• Activity
Reproduce each record below in full, word for word, without images.

Extracted records:
▬▬▬

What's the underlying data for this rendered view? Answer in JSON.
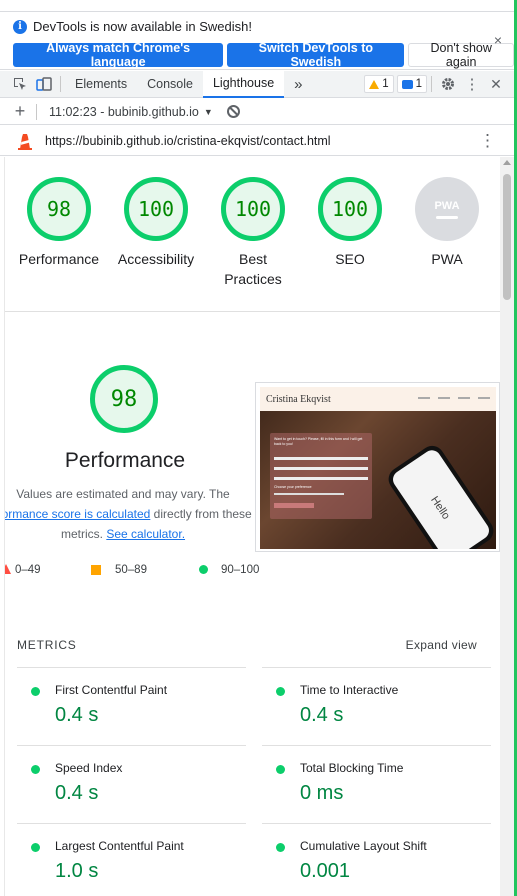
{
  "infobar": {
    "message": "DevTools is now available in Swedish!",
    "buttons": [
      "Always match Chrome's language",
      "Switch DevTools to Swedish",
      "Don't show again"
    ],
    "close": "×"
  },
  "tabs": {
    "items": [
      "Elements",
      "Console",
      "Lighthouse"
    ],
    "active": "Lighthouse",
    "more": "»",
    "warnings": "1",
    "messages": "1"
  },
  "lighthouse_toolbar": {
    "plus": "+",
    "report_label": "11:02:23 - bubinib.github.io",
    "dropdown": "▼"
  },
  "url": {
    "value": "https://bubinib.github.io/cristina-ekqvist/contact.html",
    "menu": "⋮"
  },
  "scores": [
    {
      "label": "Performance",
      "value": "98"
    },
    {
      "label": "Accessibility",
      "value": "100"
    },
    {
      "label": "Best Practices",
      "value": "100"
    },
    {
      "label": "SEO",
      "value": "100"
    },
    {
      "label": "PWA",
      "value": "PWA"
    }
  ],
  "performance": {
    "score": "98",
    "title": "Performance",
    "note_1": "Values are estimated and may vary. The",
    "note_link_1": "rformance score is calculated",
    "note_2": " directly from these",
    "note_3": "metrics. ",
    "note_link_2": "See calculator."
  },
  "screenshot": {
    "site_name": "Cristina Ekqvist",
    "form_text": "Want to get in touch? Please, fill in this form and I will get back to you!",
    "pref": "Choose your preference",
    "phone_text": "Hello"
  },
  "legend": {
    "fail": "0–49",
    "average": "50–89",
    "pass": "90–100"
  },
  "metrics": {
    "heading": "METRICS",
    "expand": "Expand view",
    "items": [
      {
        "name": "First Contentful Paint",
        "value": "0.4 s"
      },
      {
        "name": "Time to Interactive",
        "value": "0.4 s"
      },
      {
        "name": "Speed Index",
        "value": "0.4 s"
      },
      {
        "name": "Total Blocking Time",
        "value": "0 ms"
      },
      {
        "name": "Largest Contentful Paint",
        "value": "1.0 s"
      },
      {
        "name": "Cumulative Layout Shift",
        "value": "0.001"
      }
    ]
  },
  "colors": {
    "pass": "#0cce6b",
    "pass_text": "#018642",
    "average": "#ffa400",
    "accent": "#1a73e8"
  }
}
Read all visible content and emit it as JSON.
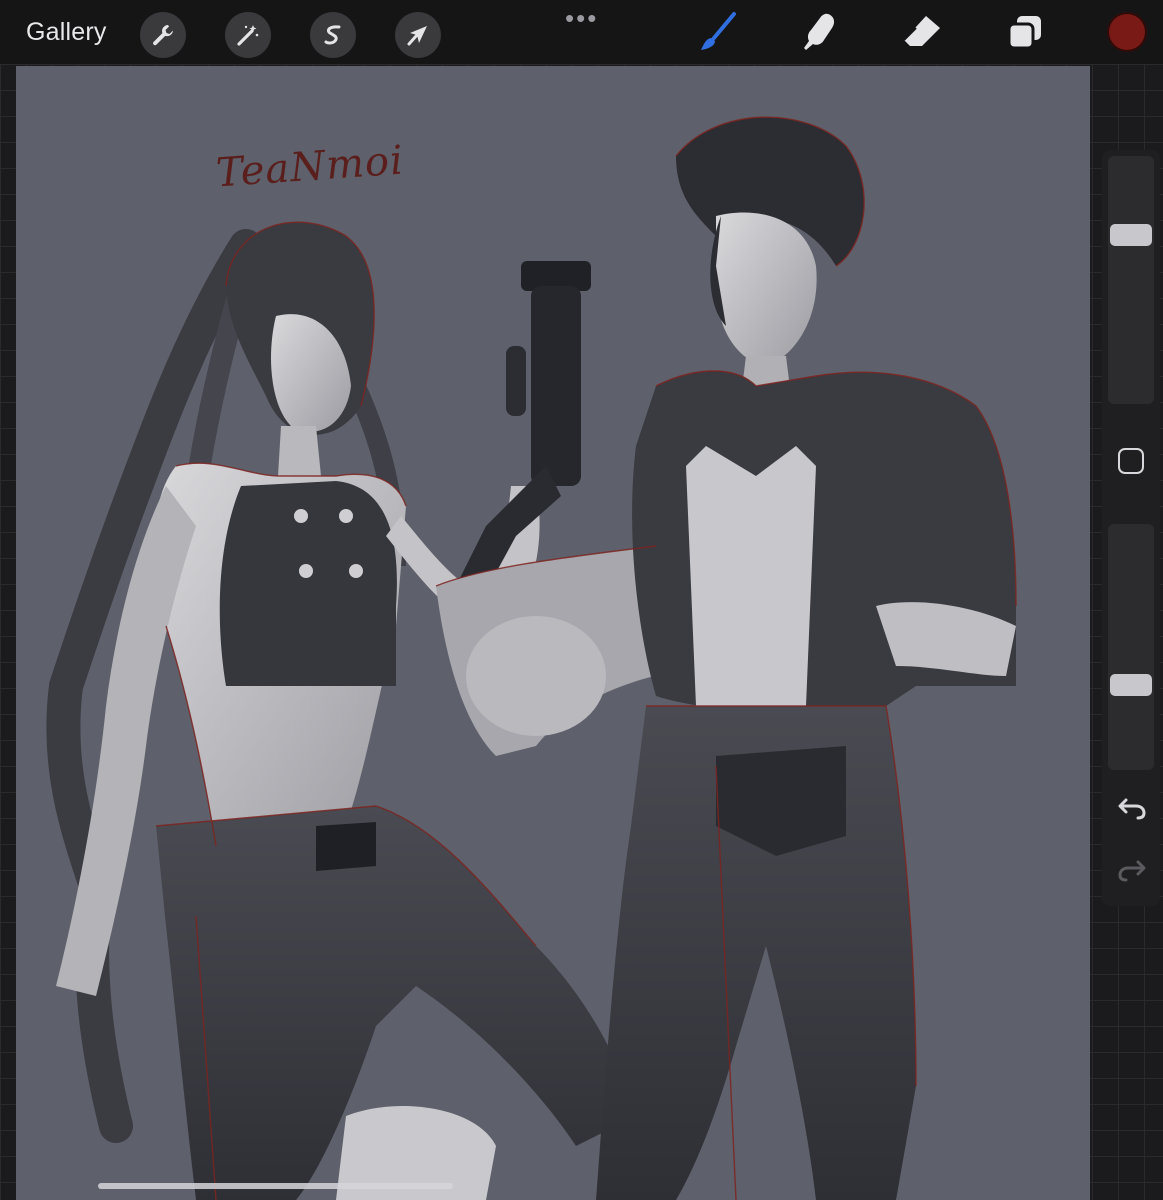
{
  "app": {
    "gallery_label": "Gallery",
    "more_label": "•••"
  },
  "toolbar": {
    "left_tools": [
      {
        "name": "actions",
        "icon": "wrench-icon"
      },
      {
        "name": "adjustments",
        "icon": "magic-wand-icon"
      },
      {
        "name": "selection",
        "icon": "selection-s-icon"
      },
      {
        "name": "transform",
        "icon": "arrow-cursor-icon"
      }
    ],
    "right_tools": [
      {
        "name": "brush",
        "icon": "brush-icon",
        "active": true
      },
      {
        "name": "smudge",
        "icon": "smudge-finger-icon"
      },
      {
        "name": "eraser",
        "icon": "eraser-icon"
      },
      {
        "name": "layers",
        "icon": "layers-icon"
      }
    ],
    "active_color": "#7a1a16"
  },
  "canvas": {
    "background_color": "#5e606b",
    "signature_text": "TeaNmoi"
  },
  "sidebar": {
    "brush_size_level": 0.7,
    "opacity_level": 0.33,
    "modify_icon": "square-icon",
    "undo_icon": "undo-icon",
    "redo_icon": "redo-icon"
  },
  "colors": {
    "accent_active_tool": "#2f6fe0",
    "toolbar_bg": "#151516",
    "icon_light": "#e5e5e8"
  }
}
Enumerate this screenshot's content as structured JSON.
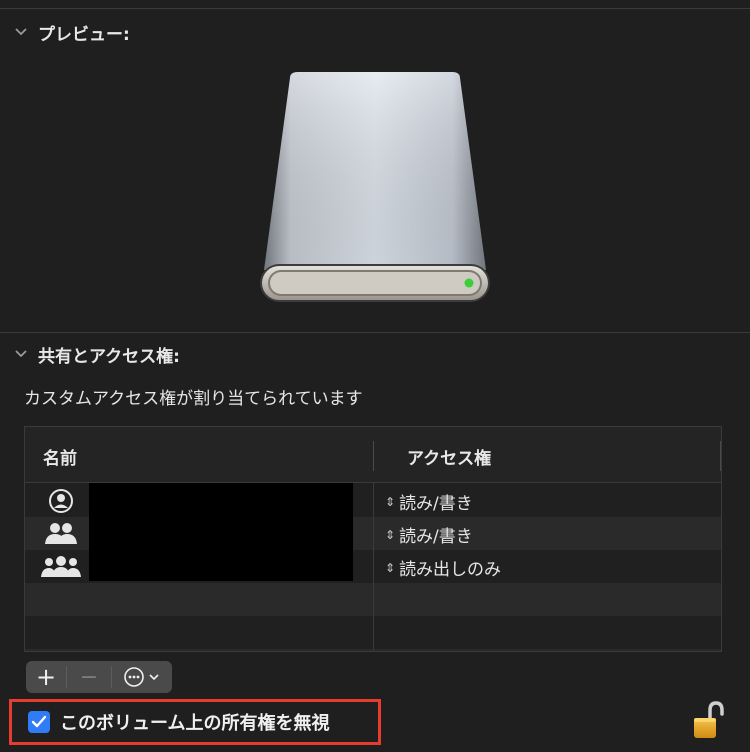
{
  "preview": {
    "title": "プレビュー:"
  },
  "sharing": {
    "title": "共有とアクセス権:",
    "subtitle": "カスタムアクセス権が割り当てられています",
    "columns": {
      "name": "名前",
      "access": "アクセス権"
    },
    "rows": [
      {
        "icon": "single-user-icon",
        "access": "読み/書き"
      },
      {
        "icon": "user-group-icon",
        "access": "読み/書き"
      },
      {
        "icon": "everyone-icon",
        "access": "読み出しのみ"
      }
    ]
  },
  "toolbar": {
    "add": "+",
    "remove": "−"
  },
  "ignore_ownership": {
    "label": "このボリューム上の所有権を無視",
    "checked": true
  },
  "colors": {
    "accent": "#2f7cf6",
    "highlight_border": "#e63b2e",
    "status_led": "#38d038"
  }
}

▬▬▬

• Answer space
What's the underlying data for this rendered view? Answer in JSON.
{
  "infobar": {
    "message": "DevTools is now available in Swedish!",
    "buttons": [
      "Always match Chrome's language",
      "Switch DevTools to Swedish",
      "Don't show again"
    ],
    "close": "×"
  },
  "tabs": {
    "items": [
      "Elements",
      "Console",
      "Lighthouse"
    ],
    "active": "Lighthouse",
    "more": "»",
    "warnings": "1",
    "messages": "1"
  },
  "lighthouse_toolbar": {
    "plus": "+",
    "report_label": "11:02:23 - bubinib.github.io",
    "dropdown": "▼"
  },
  "url": {
    "value": "https://bubinib.github.io/cristina-ekqvist/contact.html",
    "menu": "⋮"
  },
  "scores": [
    {
      "label": "Performance",
      "value": "98"
    },
    {
      "label": "Accessibility",
      "value": "100"
    },
    {
      "label": "Best Practices",
      "value": "100"
    },
    {
      "label": "SEO",
      "value": "100"
    },
    {
      "label": "PWA",
      "value": "PWA"
    }
  ],
  "performance": {
    "score": "98",
    "title": "Performance",
    "note_1": "Values are estimated and may vary. The",
    "note_link_1": "rformance score is calculated",
    "note_2": " directly from these",
    "note_3": "metrics. ",
    "note_link_2": "See calculator."
  },
  "screenshot": {
    "site_name": "Cristina Ekqvist",
    "form_text": "Want to get in touch? Please, fill in this form and I will get back to you!",
    "pref": "Choose your preference",
    "phone_text": "Hello"
  },
  "legend": {
    "fail": "0–49",
    "average": "50–89",
    "pass": "90–100"
  },
  "metrics": {
    "heading": "METRICS",
    "expand": "Expand view",
    "items": [
      {
        "name": "First Contentful Paint",
        "value": "0.4 s"
      },
      {
        "name": "Time to Interactive",
        "value": "0.4 s"
      },
      {
        "name": "Speed Index",
        "value": "0.4 s"
      },
      {
        "name": "Total Blocking Time",
        "value": "0 ms"
      },
      {
        "name": "Largest Contentful Paint",
        "value": "1.0 s"
      },
      {
        "name": "Cumulative Layout Shift",
        "value": "0.001"
      }
    ]
  },
  "colors": {
    "pass": "#0cce6b",
    "pass_text": "#018642",
    "average": "#ffa400",
    "accent": "#1a73e8"
  }
}
Read all visible content and emit it as JSON.
{
  "app": {
    "gallery_label": "Gallery",
    "more_label": "•••"
  },
  "toolbar": {
    "left_tools": [
      {
        "name": "actions",
        "icon": "wrench-icon"
      },
      {
        "name": "adjustments",
        "icon": "magic-wand-icon"
      },
      {
        "name": "selection",
        "icon": "selection-s-icon"
      },
      {
        "name": "transform",
        "icon": "arrow-cursor-icon"
      }
    ],
    "right_tools": [
      {
        "name": "brush",
        "icon": "brush-icon",
        "active": true
      },
      {
        "name": "smudge",
        "icon": "smudge-finger-icon"
      },
      {
        "name": "eraser",
        "icon": "eraser-icon"
      },
      {
        "name": "layers",
        "icon": "layers-icon"
      }
    ],
    "active_color": "#7a1a16"
  },
  "canvas": {
    "background_color": "#5e606b",
    "signature_text": "TeaNmoi"
  },
  "sidebar": {
    "brush_size_level": 0.7,
    "opacity_level": 0.33,
    "modify_icon": "square-icon",
    "undo_icon": "undo-icon",
    "redo_icon": "redo-icon"
  },
  "colors": {
    "accent_active_tool": "#2f6fe0",
    "toolbar_bg": "#151516",
    "icon_light": "#e5e5e8"
  }
}
Enumerate this screenshot's content as structured JSON.
{
  "preview": {
    "title": "プレビュー:"
  },
  "sharing": {
    "title": "共有とアクセス権:",
    "subtitle": "カスタムアクセス権が割り当てられています",
    "columns": {
      "name": "名前",
      "access": "アクセス権"
    },
    "rows": [
      {
        "icon": "single-user-icon",
        "access": "読み/書き"
      },
      {
        "icon": "user-group-icon",
        "access": "読み/書き"
      },
      {
        "icon": "everyone-icon",
        "access": "読み出しのみ"
      }
    ]
  },
  "toolbar": {
    "add": "+",
    "remove": "−"
  },
  "ignore_ownership": {
    "label": "このボリューム上の所有権を無視",
    "checked": true
  },
  "colors": {
    "accent": "#2f7cf6",
    "highlight_border": "#e63b2e",
    "status_led": "#38d038"
  }
}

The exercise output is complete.